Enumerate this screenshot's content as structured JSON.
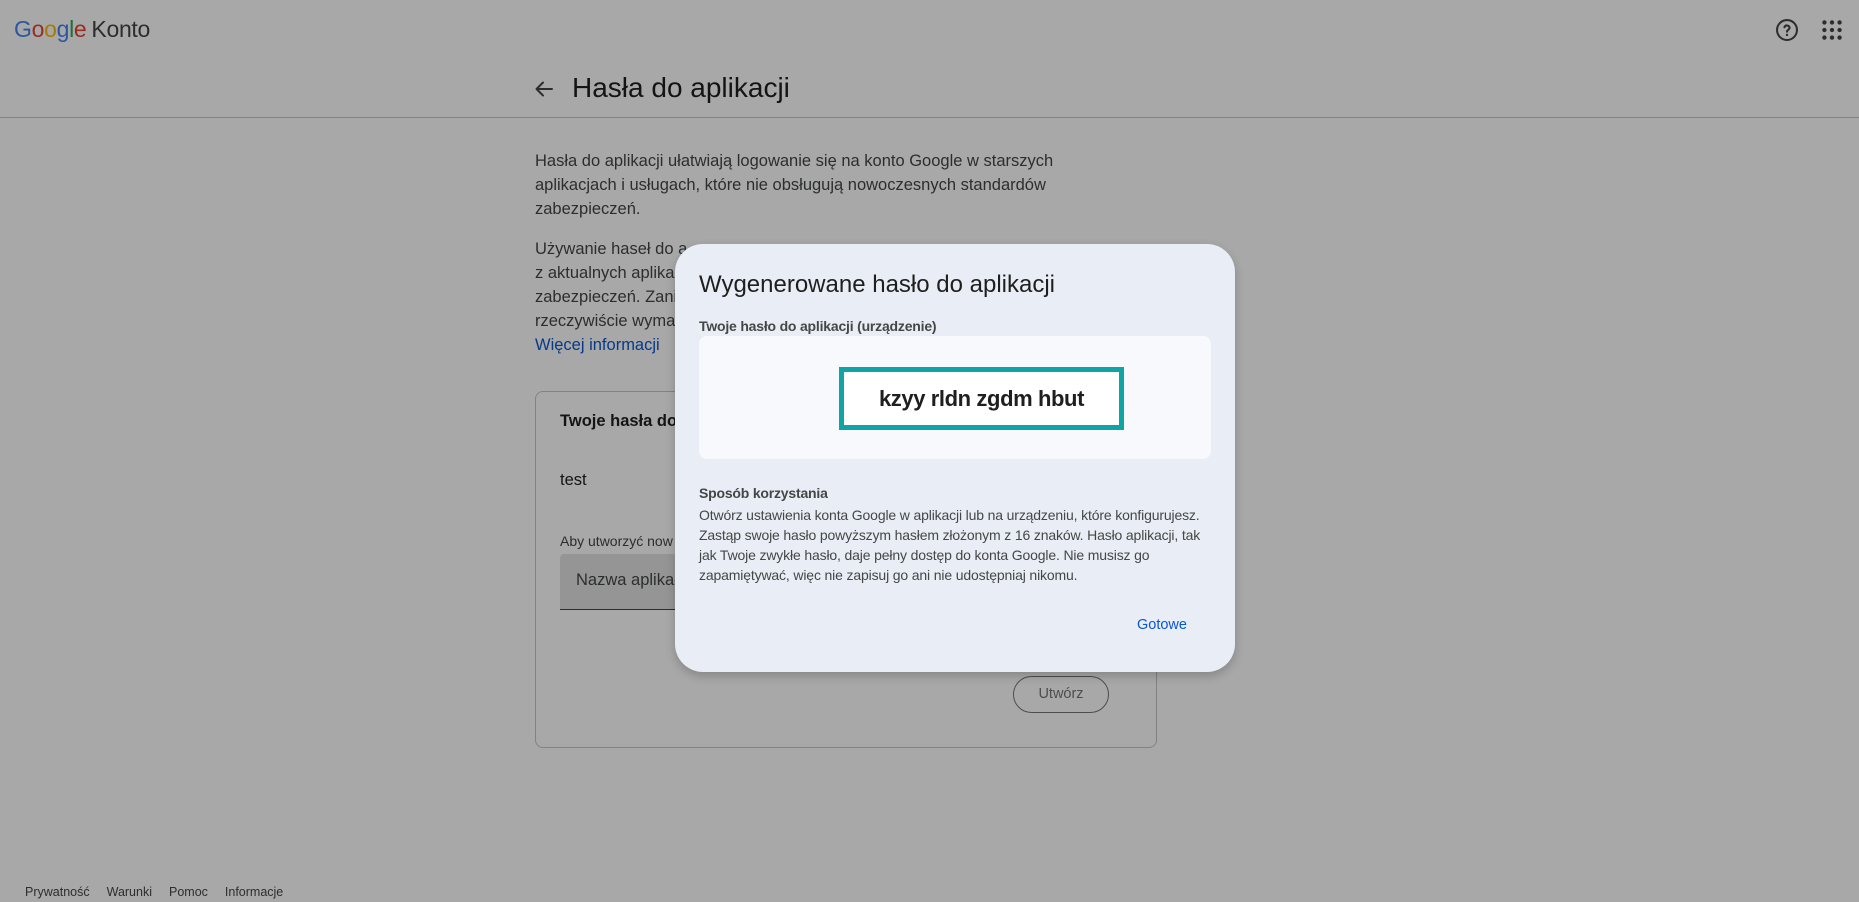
{
  "header": {
    "logo_letters": [
      "G",
      "o",
      "o",
      "g",
      "l",
      "e"
    ],
    "logo_suffix": "Konto",
    "help_icon": "help-circle-icon",
    "apps_icon": "apps-grid-icon"
  },
  "page": {
    "title": "Hasła do aplikacji",
    "back_icon": "arrow-back-icon",
    "intro": "Hasła do aplikacji ułatwiają logowanie się na konto Google w starszych aplikacjach i usługach, które nie obsługują nowoczesnych standardów zabezpieczeń.",
    "warning_lines": [
      "Używanie haseł do a",
      "z aktualnych aplika",
      "zabezpieczeń. Zani",
      "rzeczywiście wyma"
    ],
    "more_link": "Więcej informacji"
  },
  "card": {
    "title": "Twoje hasła do",
    "app_name": "test",
    "create_hint": "Aby utworzyć now",
    "input_placeholder": "Nazwa aplikac",
    "create_button": "Utwórz"
  },
  "footer": {
    "links": [
      "Prywatność",
      "Warunki",
      "Pomoc",
      "Informacje"
    ]
  },
  "dialog": {
    "title": "Wygenerowane hasło do aplikacji",
    "password_label": "Twoje hasło do aplikacji (urządzenie)",
    "password": "kzyy rldn zgdm hbut",
    "how_label": "Sposób korzystania",
    "how_text": "Otwórz ustawienia konta Google w aplikacji lub na urządzeniu, które konfigurujesz. Zastąp swoje hasło powyższym hasłem złożonym z 16 znaków. Hasło aplikacji, tak jak Twoje zwykłe hasło, daje pełny dostęp do konta Google. Nie musisz go zapamiętywać, więc nie zapisuj go ani nie udostępniaj nikomu.",
    "done_button": "Gotowe"
  },
  "colors": {
    "accent_blue": "#0b57d0",
    "password_frame": "#12a4a4",
    "dialog_bg": "#e9eef6"
  }
}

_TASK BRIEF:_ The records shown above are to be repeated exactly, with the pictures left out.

_OUTPUT FOR THIS EXERCISE:_
Enumerate this screenshot's content as structured JSON.
{
  "header": {
    "logo_letters": [
      "G",
      "o",
      "o",
      "g",
      "l",
      "e"
    ],
    "logo_suffix": "Konto",
    "help_icon": "help-circle-icon",
    "apps_icon": "apps-grid-icon"
  },
  "page": {
    "title": "Hasła do aplikacji",
    "back_icon": "arrow-back-icon",
    "intro": "Hasła do aplikacji ułatwiają logowanie się na konto Google w starszych aplikacjach i usługach, które nie obsługują nowoczesnych standardów zabezpieczeń.",
    "warning_lines": [
      "Używanie haseł do a",
      "z aktualnych aplika",
      "zabezpieczeń. Zani",
      "rzeczywiście wyma"
    ],
    "more_link": "Więcej informacji"
  },
  "card": {
    "title": "Twoje hasła do",
    "app_name": "test",
    "create_hint": "Aby utworzyć now",
    "input_placeholder": "Nazwa aplikac",
    "create_button": "Utwórz"
  },
  "footer": {
    "links": [
      "Prywatność",
      "Warunki",
      "Pomoc",
      "Informacje"
    ]
  },
  "dialog": {
    "title": "Wygenerowane hasło do aplikacji",
    "password_label": "Twoje hasło do aplikacji (urządzenie)",
    "password": "kzyy rldn zgdm hbut",
    "how_label": "Sposób korzystania",
    "how_text": "Otwórz ustawienia konta Google w aplikacji lub na urządzeniu, które konfigurujesz. Zastąp swoje hasło powyższym hasłem złożonym z 16 znaków. Hasło aplikacji, tak jak Twoje zwykłe hasło, daje pełny dostęp do konta Google. Nie musisz go zapamiętywać, więc nie zapisuj go ani nie udostępniaj nikomu.",
    "done_button": "Gotowe"
  },
  "colors": {
    "accent_blue": "#0b57d0",
    "password_frame": "#12a4a4",
    "dialog_bg": "#e9eef6"
  }
}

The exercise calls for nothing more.